- [PROBLEM DETAILS]: Every line of the material below that holds the string "desc" should be copied.

- [SUPPLIED RECORDS]:
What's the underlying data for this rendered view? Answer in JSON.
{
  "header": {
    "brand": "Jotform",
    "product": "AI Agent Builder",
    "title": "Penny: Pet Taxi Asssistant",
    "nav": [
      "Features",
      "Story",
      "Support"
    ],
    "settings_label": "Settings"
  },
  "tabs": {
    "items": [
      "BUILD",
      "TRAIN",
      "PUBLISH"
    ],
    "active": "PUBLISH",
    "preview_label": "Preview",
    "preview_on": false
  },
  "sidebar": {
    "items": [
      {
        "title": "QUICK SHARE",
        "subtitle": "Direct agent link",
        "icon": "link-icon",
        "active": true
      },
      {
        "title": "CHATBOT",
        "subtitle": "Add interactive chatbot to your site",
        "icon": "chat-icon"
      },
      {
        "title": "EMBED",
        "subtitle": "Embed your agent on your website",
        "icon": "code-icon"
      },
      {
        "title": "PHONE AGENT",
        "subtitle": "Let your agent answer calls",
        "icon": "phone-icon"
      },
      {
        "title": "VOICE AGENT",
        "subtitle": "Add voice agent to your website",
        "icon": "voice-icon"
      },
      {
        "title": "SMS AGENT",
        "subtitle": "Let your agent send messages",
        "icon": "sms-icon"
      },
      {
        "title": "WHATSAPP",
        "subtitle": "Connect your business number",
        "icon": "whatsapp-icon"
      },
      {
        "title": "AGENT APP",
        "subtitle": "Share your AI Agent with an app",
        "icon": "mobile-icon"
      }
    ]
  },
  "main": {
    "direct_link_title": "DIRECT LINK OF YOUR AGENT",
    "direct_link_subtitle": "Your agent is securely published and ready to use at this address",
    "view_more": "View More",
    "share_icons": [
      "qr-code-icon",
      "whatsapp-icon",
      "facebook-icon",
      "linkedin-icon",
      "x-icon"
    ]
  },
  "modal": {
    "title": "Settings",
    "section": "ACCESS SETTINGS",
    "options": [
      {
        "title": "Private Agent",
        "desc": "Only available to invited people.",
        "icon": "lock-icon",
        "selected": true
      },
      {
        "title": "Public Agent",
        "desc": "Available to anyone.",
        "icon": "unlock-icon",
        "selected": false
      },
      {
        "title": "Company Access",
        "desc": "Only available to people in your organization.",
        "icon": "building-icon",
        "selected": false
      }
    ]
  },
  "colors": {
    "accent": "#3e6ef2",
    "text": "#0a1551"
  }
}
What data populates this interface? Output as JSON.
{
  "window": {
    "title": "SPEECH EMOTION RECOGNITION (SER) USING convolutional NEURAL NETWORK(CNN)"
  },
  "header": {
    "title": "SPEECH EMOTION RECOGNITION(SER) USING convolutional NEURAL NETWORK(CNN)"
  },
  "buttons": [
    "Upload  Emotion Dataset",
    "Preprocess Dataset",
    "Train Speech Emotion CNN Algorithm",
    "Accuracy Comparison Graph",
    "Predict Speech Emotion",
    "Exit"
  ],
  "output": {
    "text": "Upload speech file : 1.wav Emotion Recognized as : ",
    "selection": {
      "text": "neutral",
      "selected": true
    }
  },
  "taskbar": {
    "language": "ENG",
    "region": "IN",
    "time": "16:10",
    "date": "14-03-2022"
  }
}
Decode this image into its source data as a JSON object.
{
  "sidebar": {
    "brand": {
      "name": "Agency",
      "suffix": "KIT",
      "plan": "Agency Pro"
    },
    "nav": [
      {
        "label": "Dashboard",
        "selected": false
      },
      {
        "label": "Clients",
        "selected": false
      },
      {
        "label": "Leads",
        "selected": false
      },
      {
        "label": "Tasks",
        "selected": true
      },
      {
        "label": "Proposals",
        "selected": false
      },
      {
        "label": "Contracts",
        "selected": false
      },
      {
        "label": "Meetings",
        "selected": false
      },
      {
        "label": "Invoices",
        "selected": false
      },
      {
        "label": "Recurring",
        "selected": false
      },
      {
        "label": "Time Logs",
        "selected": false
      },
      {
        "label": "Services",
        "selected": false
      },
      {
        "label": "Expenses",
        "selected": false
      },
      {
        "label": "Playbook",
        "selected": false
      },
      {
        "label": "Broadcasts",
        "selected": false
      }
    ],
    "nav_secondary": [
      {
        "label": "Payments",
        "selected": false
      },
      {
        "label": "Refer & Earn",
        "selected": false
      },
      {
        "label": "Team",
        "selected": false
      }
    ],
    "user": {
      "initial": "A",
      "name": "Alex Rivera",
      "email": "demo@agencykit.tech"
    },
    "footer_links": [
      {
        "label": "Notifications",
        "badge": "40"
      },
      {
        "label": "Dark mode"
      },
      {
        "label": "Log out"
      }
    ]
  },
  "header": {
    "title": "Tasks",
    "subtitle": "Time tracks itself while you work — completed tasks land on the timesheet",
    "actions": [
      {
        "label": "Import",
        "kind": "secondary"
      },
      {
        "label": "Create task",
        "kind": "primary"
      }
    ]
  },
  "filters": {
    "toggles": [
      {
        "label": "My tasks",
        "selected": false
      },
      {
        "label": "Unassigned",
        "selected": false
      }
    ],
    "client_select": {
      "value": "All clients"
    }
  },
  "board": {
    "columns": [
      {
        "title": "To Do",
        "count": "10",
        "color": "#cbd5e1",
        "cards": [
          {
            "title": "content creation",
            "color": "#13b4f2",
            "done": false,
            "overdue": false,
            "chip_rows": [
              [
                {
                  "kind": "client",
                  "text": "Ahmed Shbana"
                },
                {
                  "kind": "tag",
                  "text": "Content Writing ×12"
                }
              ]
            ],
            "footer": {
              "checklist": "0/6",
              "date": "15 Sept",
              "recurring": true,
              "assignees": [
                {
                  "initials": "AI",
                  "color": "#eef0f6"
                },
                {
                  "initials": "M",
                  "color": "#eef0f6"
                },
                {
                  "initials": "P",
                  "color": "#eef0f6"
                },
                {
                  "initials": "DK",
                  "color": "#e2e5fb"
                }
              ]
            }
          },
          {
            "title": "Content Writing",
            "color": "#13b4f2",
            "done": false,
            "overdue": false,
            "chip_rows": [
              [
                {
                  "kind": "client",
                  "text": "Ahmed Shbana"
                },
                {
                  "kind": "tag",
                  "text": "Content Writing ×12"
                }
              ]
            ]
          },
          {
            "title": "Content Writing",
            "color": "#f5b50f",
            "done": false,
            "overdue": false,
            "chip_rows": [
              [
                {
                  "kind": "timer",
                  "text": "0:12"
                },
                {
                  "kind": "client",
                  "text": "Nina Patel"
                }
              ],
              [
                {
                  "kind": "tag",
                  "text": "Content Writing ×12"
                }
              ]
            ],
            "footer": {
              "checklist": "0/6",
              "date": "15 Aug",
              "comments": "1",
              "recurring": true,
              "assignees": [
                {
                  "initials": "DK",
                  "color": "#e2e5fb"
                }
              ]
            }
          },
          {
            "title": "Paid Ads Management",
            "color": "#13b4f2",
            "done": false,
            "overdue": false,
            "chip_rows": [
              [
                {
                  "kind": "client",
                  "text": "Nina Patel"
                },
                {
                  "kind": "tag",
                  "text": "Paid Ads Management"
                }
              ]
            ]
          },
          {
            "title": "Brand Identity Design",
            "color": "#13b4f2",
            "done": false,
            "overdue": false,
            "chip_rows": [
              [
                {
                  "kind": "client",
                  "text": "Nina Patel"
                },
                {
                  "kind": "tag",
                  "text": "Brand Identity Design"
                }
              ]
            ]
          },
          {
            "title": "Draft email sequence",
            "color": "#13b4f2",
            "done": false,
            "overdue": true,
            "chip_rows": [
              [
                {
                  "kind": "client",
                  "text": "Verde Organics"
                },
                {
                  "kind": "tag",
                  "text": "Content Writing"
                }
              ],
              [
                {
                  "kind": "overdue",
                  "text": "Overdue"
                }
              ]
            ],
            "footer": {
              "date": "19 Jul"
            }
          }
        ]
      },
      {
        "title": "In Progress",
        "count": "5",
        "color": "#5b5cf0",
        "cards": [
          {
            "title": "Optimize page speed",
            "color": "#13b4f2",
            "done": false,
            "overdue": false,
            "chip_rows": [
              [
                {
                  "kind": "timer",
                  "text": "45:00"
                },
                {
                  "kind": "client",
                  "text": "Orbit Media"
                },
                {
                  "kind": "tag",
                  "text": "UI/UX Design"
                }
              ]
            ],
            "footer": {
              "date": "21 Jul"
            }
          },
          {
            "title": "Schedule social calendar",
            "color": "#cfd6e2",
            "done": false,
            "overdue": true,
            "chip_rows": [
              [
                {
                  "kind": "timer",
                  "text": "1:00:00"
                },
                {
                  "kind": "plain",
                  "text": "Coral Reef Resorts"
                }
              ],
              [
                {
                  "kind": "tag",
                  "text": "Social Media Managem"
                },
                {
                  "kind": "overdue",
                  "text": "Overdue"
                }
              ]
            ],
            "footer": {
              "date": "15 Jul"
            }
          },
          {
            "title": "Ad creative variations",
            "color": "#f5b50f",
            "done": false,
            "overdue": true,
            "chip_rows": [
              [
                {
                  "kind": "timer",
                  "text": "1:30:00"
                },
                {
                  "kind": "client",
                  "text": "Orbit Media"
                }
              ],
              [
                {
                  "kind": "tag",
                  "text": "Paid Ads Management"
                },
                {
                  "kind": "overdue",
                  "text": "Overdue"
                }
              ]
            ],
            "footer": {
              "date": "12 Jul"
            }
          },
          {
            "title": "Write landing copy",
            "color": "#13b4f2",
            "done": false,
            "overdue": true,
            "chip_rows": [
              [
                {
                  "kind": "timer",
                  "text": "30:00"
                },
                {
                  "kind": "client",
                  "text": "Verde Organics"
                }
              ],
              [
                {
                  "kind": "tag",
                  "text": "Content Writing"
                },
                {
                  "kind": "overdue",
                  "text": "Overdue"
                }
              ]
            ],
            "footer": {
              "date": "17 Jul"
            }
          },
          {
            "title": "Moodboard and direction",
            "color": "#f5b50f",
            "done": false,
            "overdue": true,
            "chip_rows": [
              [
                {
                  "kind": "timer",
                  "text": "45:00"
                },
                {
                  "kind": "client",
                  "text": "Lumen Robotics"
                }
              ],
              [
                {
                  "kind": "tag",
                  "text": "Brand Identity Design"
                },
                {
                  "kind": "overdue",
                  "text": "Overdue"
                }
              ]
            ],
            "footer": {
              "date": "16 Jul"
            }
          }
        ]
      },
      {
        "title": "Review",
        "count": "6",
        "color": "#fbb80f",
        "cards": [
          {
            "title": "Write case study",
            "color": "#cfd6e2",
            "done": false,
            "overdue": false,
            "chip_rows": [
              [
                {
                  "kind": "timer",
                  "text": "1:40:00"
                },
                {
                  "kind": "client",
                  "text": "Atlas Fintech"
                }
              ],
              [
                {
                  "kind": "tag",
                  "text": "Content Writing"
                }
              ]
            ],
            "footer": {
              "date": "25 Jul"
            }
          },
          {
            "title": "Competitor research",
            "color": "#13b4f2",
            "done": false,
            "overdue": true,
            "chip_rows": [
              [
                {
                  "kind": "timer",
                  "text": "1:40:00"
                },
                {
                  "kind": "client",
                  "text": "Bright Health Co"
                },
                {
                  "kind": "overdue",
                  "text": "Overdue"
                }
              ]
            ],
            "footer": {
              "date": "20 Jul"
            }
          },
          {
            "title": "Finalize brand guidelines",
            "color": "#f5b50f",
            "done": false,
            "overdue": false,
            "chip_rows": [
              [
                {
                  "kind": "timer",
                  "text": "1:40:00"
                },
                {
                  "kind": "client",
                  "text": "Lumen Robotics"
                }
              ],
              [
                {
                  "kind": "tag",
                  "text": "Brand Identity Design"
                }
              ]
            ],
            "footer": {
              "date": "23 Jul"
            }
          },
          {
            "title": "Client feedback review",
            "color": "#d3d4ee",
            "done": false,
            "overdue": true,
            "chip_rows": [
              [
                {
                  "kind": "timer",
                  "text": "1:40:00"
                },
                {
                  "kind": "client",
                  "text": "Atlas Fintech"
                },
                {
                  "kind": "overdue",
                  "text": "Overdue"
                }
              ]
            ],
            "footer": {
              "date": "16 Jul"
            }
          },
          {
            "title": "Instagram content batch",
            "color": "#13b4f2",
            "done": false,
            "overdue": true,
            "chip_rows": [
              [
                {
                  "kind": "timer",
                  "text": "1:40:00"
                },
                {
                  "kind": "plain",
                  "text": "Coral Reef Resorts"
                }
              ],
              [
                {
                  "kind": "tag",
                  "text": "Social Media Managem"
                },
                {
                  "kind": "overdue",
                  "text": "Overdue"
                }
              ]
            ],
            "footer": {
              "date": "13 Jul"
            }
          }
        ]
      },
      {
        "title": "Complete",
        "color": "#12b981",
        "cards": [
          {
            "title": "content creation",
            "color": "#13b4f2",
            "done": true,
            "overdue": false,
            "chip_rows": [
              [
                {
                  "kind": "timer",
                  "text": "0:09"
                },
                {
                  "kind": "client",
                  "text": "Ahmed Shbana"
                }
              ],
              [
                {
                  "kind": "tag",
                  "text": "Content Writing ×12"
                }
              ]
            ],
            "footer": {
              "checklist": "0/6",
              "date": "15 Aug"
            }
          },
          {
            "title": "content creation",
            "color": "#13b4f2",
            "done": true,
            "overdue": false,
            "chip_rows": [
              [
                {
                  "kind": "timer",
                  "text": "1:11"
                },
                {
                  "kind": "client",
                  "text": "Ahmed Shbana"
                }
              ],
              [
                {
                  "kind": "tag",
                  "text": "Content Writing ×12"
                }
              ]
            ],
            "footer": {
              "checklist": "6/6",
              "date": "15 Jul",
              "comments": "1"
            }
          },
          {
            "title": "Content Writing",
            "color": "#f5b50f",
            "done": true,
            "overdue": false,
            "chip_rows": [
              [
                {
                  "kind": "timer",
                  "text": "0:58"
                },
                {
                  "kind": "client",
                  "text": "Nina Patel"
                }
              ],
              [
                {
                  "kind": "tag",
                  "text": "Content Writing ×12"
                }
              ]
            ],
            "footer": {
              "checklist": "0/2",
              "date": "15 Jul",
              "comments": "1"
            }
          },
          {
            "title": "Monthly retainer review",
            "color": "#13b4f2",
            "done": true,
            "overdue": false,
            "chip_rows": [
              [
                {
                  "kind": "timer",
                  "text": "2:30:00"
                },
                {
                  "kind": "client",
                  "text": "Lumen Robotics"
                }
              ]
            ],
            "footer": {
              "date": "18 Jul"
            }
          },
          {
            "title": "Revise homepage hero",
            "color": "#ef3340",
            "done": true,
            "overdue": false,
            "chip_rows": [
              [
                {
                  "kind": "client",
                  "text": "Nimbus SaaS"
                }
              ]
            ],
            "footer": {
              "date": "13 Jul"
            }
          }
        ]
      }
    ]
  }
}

- [EXPECTED ANSWER]:
        "desc": "Only available to invited people.",
        "desc": "Available to anyone.",
        "desc": "Only available to people in your organization.",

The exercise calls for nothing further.